**Task to complete**
Using the listing below, count every line that contains the word "size"; respond with the count alone.

**Excerpted records**
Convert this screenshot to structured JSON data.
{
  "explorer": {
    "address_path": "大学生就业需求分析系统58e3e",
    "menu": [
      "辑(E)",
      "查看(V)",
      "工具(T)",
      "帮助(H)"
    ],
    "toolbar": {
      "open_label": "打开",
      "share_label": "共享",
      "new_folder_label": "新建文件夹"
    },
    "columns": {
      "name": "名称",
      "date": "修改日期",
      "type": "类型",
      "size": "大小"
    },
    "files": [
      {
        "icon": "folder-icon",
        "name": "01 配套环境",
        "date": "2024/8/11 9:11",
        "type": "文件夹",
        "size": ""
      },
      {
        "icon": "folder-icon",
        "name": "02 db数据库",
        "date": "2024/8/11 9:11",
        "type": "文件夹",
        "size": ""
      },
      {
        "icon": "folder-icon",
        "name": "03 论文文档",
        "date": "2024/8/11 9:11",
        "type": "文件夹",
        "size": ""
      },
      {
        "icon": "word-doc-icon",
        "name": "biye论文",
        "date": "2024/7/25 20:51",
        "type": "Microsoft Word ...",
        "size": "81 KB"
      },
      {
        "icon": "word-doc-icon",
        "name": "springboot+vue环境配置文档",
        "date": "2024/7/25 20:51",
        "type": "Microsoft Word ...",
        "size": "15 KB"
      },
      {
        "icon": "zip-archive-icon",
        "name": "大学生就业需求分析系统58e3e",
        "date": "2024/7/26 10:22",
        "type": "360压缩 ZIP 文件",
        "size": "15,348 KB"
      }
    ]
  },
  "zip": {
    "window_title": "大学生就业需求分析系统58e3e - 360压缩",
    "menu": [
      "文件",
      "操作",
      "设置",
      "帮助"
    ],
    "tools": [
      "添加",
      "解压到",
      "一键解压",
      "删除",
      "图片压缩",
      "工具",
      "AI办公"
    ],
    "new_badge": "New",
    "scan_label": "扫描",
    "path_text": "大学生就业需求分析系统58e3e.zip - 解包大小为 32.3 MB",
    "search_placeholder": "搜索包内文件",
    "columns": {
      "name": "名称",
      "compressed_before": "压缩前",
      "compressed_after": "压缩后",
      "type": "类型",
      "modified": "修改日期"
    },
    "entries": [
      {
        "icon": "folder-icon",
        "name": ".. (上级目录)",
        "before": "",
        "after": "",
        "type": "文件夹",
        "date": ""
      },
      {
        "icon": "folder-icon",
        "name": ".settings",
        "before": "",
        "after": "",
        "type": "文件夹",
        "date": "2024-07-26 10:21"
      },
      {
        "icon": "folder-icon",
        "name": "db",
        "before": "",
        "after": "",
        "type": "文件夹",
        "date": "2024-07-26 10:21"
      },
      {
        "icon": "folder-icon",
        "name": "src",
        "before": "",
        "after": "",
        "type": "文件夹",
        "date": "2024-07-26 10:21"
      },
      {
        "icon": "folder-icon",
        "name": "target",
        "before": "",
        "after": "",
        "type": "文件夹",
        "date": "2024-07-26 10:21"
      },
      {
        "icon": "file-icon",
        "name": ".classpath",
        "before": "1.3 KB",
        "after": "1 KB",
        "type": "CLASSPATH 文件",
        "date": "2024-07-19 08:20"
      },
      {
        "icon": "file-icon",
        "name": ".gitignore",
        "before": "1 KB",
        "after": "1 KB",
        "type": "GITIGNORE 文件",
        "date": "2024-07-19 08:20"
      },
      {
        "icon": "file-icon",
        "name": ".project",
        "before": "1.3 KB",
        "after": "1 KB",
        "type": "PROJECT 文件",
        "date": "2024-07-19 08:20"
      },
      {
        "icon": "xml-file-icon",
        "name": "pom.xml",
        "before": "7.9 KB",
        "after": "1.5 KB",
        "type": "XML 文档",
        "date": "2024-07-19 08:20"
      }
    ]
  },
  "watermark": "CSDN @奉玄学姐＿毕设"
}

**Solution to the problem**
7